[[ Data in this exercise open ]]

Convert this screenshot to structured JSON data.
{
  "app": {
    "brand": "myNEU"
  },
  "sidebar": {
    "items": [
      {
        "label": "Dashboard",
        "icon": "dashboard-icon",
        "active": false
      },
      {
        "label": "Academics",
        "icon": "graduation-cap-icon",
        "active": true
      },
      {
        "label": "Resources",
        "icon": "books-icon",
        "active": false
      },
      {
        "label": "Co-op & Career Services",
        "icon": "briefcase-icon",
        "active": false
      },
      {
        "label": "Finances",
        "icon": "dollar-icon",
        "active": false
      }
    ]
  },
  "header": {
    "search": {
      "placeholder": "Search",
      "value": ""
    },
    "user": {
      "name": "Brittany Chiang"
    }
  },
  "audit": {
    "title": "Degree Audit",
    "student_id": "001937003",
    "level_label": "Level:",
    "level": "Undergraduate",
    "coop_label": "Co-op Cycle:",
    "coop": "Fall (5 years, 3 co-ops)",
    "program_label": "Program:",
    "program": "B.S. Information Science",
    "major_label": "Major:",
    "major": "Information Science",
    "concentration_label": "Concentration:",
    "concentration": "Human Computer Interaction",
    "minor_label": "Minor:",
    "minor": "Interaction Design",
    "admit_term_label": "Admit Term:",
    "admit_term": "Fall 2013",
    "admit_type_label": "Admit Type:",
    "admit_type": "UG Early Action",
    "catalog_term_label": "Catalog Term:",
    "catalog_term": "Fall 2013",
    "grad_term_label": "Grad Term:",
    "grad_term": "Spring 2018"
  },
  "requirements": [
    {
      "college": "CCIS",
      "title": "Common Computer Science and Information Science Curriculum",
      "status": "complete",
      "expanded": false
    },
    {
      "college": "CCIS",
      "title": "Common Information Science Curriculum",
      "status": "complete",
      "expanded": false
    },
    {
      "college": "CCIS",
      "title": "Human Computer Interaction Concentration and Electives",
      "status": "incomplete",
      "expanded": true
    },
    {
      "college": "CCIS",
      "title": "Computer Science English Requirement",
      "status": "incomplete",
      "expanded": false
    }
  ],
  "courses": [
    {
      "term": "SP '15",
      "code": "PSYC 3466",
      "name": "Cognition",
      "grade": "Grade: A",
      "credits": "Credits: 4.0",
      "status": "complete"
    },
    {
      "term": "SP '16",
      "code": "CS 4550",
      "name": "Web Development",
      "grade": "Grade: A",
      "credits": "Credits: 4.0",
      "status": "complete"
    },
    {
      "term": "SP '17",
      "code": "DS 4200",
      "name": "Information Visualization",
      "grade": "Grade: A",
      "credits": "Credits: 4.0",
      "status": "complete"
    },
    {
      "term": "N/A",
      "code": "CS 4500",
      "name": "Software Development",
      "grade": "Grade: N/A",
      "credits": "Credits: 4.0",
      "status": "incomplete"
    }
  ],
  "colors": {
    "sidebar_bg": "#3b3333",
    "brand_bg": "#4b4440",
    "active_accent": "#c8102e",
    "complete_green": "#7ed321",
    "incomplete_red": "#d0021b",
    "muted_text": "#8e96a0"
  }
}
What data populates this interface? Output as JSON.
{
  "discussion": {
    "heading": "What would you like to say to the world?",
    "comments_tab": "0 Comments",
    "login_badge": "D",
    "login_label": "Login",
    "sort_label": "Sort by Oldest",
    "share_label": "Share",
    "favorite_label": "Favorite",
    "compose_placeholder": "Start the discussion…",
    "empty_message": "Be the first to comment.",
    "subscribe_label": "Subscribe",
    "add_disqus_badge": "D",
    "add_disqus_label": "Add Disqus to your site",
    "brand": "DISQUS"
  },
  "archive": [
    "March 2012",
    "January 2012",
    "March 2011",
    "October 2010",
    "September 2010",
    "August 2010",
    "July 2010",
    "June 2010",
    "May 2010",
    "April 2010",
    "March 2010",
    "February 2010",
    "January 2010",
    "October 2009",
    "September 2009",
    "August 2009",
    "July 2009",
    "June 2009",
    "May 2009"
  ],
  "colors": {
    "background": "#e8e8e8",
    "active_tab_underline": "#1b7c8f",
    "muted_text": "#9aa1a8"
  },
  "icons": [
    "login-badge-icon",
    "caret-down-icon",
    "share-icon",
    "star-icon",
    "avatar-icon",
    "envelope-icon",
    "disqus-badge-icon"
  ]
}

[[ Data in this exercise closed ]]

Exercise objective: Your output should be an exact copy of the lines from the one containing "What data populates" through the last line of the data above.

Result:
What data populates this interface? Output as JSON.
{
  "discussion": {
    "heading": "What would you like to say to the world?",
    "comments_tab": "0 Comments",
    "login_badge": "D",
    "login_label": "Login",
    "sort_label": "Sort by Oldest",
    "share_label": "Share",
    "favorite_label": "Favorite",
    "compose_placeholder": "Start the discussion…",
    "empty_message": "Be the first to comment.",
    "subscribe_label": "Subscribe",
    "add_disqus_badge": "D",
    "add_disqus_label": "Add Disqus to your site",
    "brand": "DISQUS"
  },
  "archive": [
    "March 2012",
    "January 2012",
    "March 2011",
    "October 2010",
    "September 2010",
    "August 2010",
    "July 2010",
    "June 2010",
    "May 2010",
    "April 2010",
    "March 2010",
    "February 2010",
    "January 2010",
    "October 2009",
    "September 2009",
    "August 2009",
    "July 2009",
    "June 2009",
    "May 2009"
  ],
  "colors": {
    "background": "#e8e8e8",
    "active_tab_underline": "#1b7c8f",
    "muted_text": "#9aa1a8"
  },
  "icons": [
    "login-badge-icon",
    "caret-down-icon",
    "share-icon",
    "star-icon",
    "avatar-icon",
    "envelope-icon",
    "disqus-badge-icon"
  ]
}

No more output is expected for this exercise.